START RECORDED INFORMATION
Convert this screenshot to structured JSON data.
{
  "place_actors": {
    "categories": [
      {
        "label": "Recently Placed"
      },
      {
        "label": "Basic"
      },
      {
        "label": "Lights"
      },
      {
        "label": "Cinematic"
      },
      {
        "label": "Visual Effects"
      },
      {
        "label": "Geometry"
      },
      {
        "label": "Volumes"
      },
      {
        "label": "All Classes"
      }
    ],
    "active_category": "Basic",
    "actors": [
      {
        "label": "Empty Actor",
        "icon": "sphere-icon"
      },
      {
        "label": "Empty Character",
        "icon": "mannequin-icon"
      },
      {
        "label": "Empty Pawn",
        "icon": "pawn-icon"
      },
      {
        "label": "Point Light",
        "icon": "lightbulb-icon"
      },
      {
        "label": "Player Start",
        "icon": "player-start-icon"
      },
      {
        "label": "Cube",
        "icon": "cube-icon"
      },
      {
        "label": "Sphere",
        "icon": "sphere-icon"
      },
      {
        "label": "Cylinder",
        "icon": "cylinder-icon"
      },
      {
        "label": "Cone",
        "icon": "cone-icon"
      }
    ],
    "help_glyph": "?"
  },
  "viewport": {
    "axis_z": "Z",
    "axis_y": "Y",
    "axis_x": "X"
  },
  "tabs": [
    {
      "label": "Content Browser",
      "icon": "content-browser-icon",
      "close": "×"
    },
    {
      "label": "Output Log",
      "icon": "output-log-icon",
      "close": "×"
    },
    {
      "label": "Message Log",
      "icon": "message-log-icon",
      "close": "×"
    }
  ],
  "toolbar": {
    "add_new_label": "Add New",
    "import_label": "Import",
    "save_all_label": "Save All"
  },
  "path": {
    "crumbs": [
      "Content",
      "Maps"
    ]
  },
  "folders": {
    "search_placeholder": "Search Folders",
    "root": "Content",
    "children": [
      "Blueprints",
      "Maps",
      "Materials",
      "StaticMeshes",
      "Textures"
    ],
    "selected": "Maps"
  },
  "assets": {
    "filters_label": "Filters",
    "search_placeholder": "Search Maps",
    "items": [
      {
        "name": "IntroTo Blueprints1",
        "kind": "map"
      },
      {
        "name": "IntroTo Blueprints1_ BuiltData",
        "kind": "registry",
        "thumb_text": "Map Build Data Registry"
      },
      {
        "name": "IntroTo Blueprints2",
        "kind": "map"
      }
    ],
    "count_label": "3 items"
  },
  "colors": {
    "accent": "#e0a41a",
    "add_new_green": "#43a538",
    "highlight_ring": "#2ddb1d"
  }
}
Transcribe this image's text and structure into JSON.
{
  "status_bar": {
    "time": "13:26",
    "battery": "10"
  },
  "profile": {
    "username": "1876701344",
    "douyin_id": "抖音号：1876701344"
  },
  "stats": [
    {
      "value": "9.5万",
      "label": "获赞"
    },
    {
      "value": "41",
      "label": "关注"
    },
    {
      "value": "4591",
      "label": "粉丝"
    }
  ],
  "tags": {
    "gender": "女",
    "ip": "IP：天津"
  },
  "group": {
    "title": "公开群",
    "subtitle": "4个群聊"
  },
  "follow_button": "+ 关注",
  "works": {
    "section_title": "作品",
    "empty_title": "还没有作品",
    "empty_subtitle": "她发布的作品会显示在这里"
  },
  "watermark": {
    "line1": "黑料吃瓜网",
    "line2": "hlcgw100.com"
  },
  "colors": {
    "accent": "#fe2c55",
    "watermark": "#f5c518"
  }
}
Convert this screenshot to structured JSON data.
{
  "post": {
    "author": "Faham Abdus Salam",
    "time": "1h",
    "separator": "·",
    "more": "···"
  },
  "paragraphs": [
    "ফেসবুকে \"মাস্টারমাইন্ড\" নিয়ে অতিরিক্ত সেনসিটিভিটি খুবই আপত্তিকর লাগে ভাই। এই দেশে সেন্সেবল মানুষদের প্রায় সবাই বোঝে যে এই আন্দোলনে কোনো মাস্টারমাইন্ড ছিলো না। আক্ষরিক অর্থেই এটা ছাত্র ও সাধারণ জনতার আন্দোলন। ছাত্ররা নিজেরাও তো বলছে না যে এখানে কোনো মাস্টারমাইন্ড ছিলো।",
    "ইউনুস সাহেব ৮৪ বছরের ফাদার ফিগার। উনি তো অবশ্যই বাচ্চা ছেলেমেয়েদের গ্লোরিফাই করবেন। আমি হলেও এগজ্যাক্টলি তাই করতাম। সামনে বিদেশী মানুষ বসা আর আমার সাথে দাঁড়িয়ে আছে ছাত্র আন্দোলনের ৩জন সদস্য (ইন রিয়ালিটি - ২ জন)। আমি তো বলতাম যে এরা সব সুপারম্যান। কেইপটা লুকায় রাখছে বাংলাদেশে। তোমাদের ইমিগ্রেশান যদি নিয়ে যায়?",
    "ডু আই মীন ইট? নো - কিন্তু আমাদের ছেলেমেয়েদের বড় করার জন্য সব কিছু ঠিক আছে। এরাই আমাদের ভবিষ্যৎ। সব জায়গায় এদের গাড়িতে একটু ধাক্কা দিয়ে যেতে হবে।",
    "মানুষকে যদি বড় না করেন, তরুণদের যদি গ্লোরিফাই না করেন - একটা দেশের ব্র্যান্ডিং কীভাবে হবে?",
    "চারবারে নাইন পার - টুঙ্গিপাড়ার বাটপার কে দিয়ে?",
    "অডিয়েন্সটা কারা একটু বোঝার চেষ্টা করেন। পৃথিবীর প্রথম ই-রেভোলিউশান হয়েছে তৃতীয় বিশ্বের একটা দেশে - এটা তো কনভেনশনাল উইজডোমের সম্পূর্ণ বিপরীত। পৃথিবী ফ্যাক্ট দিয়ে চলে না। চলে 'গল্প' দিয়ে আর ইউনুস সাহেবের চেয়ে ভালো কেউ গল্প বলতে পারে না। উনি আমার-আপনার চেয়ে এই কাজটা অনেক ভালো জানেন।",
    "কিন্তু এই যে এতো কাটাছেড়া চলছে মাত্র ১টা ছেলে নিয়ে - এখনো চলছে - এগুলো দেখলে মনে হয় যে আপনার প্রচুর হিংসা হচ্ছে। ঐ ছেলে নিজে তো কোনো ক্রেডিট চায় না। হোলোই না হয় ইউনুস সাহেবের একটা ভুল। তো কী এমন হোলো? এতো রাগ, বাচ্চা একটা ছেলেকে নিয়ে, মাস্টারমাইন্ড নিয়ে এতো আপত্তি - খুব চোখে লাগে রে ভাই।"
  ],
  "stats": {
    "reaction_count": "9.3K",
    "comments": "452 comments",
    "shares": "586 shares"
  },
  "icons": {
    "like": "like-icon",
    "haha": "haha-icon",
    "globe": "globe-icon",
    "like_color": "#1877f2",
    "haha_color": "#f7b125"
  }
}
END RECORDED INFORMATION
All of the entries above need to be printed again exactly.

Convert this screenshot to structured JSON data.
{
  "place_actors": {
    "categories": [
      {
        "label": "Recently Placed"
      },
      {
        "label": "Basic"
      },
      {
        "label": "Lights"
      },
      {
        "label": "Cinematic"
      },
      {
        "label": "Visual Effects"
      },
      {
        "label": "Geometry"
      },
      {
        "label": "Volumes"
      },
      {
        "label": "All Classes"
      }
    ],
    "active_category": "Basic",
    "actors": [
      {
        "label": "Empty Actor",
        "icon": "sphere-icon"
      },
      {
        "label": "Empty Character",
        "icon": "mannequin-icon"
      },
      {
        "label": "Empty Pawn",
        "icon": "pawn-icon"
      },
      {
        "label": "Point Light",
        "icon": "lightbulb-icon"
      },
      {
        "label": "Player Start",
        "icon": "player-start-icon"
      },
      {
        "label": "Cube",
        "icon": "cube-icon"
      },
      {
        "label": "Sphere",
        "icon": "sphere-icon"
      },
      {
        "label": "Cylinder",
        "icon": "cylinder-icon"
      },
      {
        "label": "Cone",
        "icon": "cone-icon"
      }
    ],
    "help_glyph": "?"
  },
  "viewport": {
    "axis_z": "Z",
    "axis_y": "Y",
    "axis_x": "X"
  },
  "tabs": [
    {
      "label": "Content Browser",
      "icon": "content-browser-icon",
      "close": "×"
    },
    {
      "label": "Output Log",
      "icon": "output-log-icon",
      "close": "×"
    },
    {
      "label": "Message Log",
      "icon": "message-log-icon",
      "close": "×"
    }
  ],
  "toolbar": {
    "add_new_label": "Add New",
    "import_label": "Import",
    "save_all_label": "Save All"
  },
  "path": {
    "crumbs": [
      "Content",
      "Maps"
    ]
  },
  "folders": {
    "search_placeholder": "Search Folders",
    "root": "Content",
    "children": [
      "Blueprints",
      "Maps",
      "Materials",
      "StaticMeshes",
      "Textures"
    ],
    "selected": "Maps"
  },
  "assets": {
    "filters_label": "Filters",
    "search_placeholder": "Search Maps",
    "items": [
      {
        "name": "IntroTo Blueprints1",
        "kind": "map"
      },
      {
        "name": "IntroTo Blueprints1_ BuiltData",
        "kind": "registry",
        "thumb_text": "Map Build Data Registry"
      },
      {
        "name": "IntroTo Blueprints2",
        "kind": "map"
      }
    ],
    "count_label": "3 items"
  },
  "colors": {
    "accent": "#e0a41a",
    "add_new_green": "#43a538",
    "highlight_ring": "#2ddb1d"
  }
}
Transcribe this image's text and structure into JSON.
{
  "status_bar": {
    "time": "13:26",
    "battery": "10"
  },
  "profile": {
    "username": "1876701344",
    "douyin_id": "抖音号：1876701344"
  },
  "stats": [
    {
      "value": "9.5万",
      "label": "获赞"
    },
    {
      "value": "41",
      "label": "关注"
    },
    {
      "value": "4591",
      "label": "粉丝"
    }
  ],
  "tags": {
    "gender": "女",
    "ip": "IP：天津"
  },
  "group": {
    "title": "公开群",
    "subtitle": "4个群聊"
  },
  "follow_button": "+ 关注",
  "works": {
    "section_title": "作品",
    "empty_title": "还没有作品",
    "empty_subtitle": "她发布的作品会显示在这里"
  },
  "watermark": {
    "line1": "黑料吃瓜网",
    "line2": "hlcgw100.com"
  },
  "colors": {
    "accent": "#fe2c55",
    "watermark": "#f5c518"
  }
}
Convert this screenshot to structured JSON data.
{
  "post": {
    "author": "Faham Abdus Salam",
    "time": "1h",
    "separator": "·",
    "more": "···"
  },
  "paragraphs": [
    "ফেসবুকে \"মাস্টারমাইন্ড\" নিয়ে অতিরিক্ত সেনসিটিভিটি খুবই আপত্তিকর লাগে ভাই। এই দেশে সেন্সেবল মানুষদের প্রায় সবাই বোঝে যে এই আন্দোলনে কোনো মাস্টারমাইন্ড ছিলো না। আক্ষরিক অর্থেই এটা ছাত্র ও সাধারণ জনতার আন্দোলন। ছাত্ররা নিজেরাও তো বলছে না যে এখানে কোনো মাস্টারমাইন্ড ছিলো।",
    "ইউনুস সাহেব ৮৪ বছরের ফাদার ফিগার। উনি তো অবশ্যই বাচ্চা ছেলেমেয়েদের গ্লোরিফাই করবেন। আমি হলেও এগজ্যাক্টলি তাই করতাম। সামনে বিদেশী মানুষ বসা আর আমার সাথে দাঁড়িয়ে আছে ছাত্র আন্দোলনের ৩জন সদস্য (ইন রিয়ালিটি - ২ জন)। আমি তো বলতাম যে এরা সব সুপারম্যান। কেইপটা লুকায় রাখছে বাংলাদেশে। তোমাদের ইমিগ্রেশান যদি নিয়ে যায়?",
    "ডু আই মীন ইট? নো - কিন্তু আমাদের ছেলেমেয়েদের বড় করার জন্য সব কিছু ঠিক আছে। এরাই আমাদের ভবিষ্যৎ। সব জায়গায় এদের গাড়িতে একটু ধাক্কা দিয়ে যেতে হবে।",
    "মানুষকে যদি বড় না করেন, তরুণদের যদি গ্লোরিফাই না করেন - একটা দেশের ব্র্যান্ডিং কীভাবে হবে?",
    "চারবারে নাইন পার - টুঙ্গিপাড়ার বাটপার কে দিয়ে?",
    "অডিয়েন্সটা কারা একটু বোঝার চেষ্টা করেন। পৃথিবীর প্রথম ই-রেভোলিউশান হয়েছে তৃতীয় বিশ্বের একটা দেশে - এটা তো কনভেনশনাল উইজডোমের সম্পূর্ণ বিপরীত। পৃথিবী ফ্যাক্ট দিয়ে চলে না। চলে 'গল্প' দিয়ে আর ইউনুস সাহেবের চেয়ে ভালো কেউ গল্প বলতে পারে না। উনি আমার-আপনার চেয়ে এই কাজটা অনেক ভালো জানেন।",
    "কিন্তু এই যে এতো কাটাছেড়া চলছে মাত্র ১টা ছেলে নিয়ে - এখনো চলছে - এগুলো দেখলে মনে হয় যে আপনার প্রচুর হিংসা হচ্ছে। ঐ ছেলে নিজে তো কোনো ক্রেডিট চায় না। হোলোই না হয় ইউনুস সাহেবের একটা ভুল। তো কী এমন হোলো? এতো রাগ, বাচ্চা একটা ছেলেকে নিয়ে, মাস্টারমাইন্ড নিয়ে এতো আপত্তি - খুব চোখে লাগে রে ভাই।"
  ],
  "stats": {
    "reaction_count": "9.3K",
    "comments": "452 comments",
    "shares": "586 shares"
  },
  "icons": {
    "like": "like-icon",
    "haha": "haha-icon",
    "globe": "globe-icon",
    "like_color": "#1877f2",
    "haha_color": "#f7b125"
  }
}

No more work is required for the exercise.